| WHAT YOU ARE ASKED TO DO |
Return all of the entries exactly, but do not include the pictures.
*** SUPPLIED DATA Section Begins ***
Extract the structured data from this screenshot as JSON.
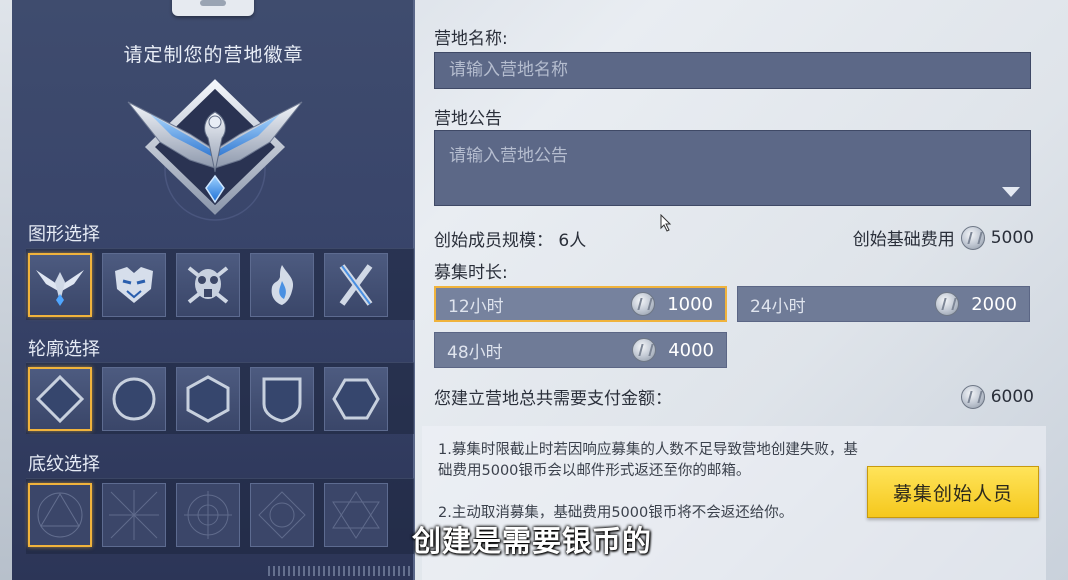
{
  "left": {
    "title": "请定制您的营地徽章",
    "shape_label": "图形选择",
    "outline_label": "轮廓选择",
    "pattern_label": "底纹选择",
    "shapes": [
      "eagle-icon",
      "tiger-icon",
      "gasmask-icon",
      "flame-icon",
      "crossed-blades-icon"
    ],
    "outlines": [
      "diamond-outline-icon",
      "circle-outline-icon",
      "hexagon-outline-icon",
      "shield-outline-icon",
      "hexagon-flat-outline-icon"
    ],
    "patterns": [
      "pattern-1-icon",
      "pattern-2-icon",
      "pattern-3-icon",
      "pattern-4-icon",
      "pattern-5-icon"
    ]
  },
  "form": {
    "name_label": "营地名称:",
    "name_placeholder": "请输入营地名称",
    "notice_label": "营地公告",
    "notice_placeholder": "请输入营地公告",
    "members_text": "创始成员规模：  6人",
    "base_fee_label": "创始基础费用",
    "base_fee_value": "5000",
    "duration_label": "募集时长:",
    "durations": [
      {
        "label": "12小时",
        "price": "1000"
      },
      {
        "label": "24小时",
        "price": "2000"
      },
      {
        "label": "48小时",
        "price": "4000"
      }
    ],
    "total_label": "您建立营地总共需要支付金额：",
    "total_value": "6000",
    "note1": "1.募集时限截止时若因响应募集的人数不足导致营地创建失败，基础费用5000银币会以邮件形式返还至你的邮箱。",
    "note2": "2.主动取消募集，基础费用5000银币将不会返还给你。",
    "recruit_button": "募集创始人员"
  },
  "subtitle": "创建是需要银币的",
  "colors": {
    "accent_selected": "#f0b33c",
    "button_yellow": "#f5c81d",
    "panel_dark": "#38446a"
  }
}
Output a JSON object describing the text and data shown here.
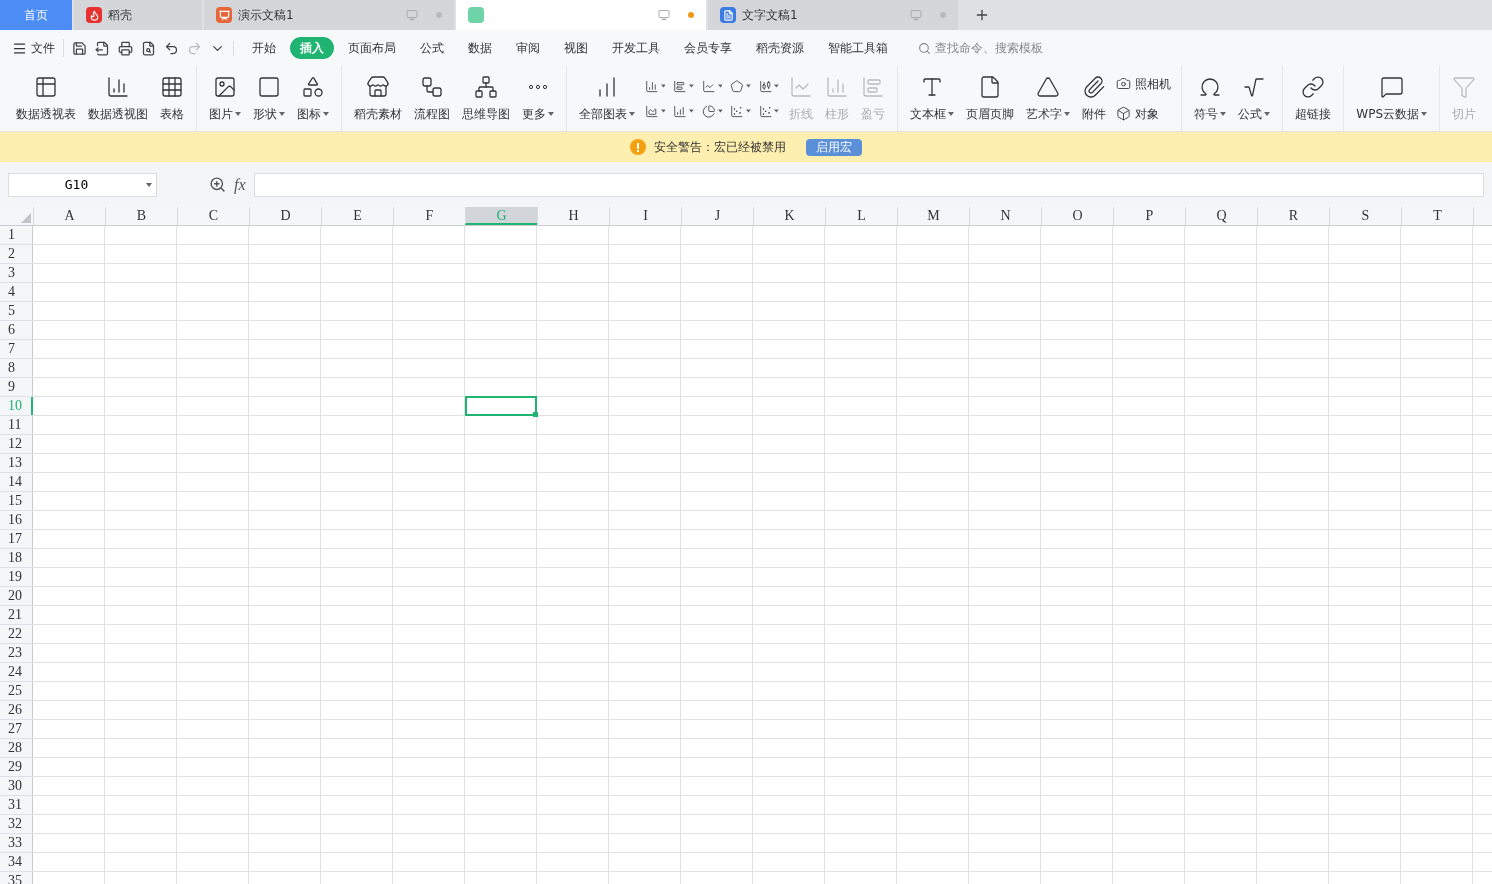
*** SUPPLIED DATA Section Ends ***
| RESULT FOR THIS TASK |
Extract the structured data from this screenshot as JSON.
{
  "left": {
    "title": "请定制您的营地徽章",
    "shape_label": "图形选择",
    "outline_label": "轮廓选择",
    "pattern_label": "底纹选择",
    "shapes": [
      "eagle-icon",
      "tiger-icon",
      "gasmask-icon",
      "flame-icon",
      "crossed-blades-icon"
    ],
    "outlines": [
      "diamond-outline-icon",
      "circle-outline-icon",
      "hexagon-outline-icon",
      "shield-outline-icon",
      "hexagon-flat-outline-icon"
    ],
    "patterns": [
      "pattern-1-icon",
      "pattern-2-icon",
      "pattern-3-icon",
      "pattern-4-icon",
      "pattern-5-icon"
    ]
  },
  "form": {
    "name_label": "营地名称:",
    "name_placeholder": "请输入营地名称",
    "notice_label": "营地公告",
    "notice_placeholder": "请输入营地公告",
    "members_text": "创始成员规模：  6人",
    "base_fee_label": "创始基础费用",
    "base_fee_value": "5000",
    "duration_label": "募集时长:",
    "durations": [
      {
        "label": "12小时",
        "price": "1000"
      },
      {
        "label": "24小时",
        "price": "2000"
      },
      {
        "label": "48小时",
        "price": "4000"
      }
    ],
    "total_label": "您建立营地总共需要支付金额：",
    "total_value": "6000",
    "note1": "1.募集时限截止时若因响应募集的人数不足导致营地创建失败，基础费用5000银币会以邮件形式返还至你的邮箱。",
    "note2": "2.主动取消募集，基础费用5000银币将不会返还给你。",
    "recruit_button": "募集创始人员"
  },
  "subtitle": "创建是需要银币的",
  "colors": {
    "accent_selected": "#f0b33c",
    "button_yellow": "#f5c81d",
    "panel_dark": "#38446a"
  }
}
Output a JSON object describing the text and data shown here.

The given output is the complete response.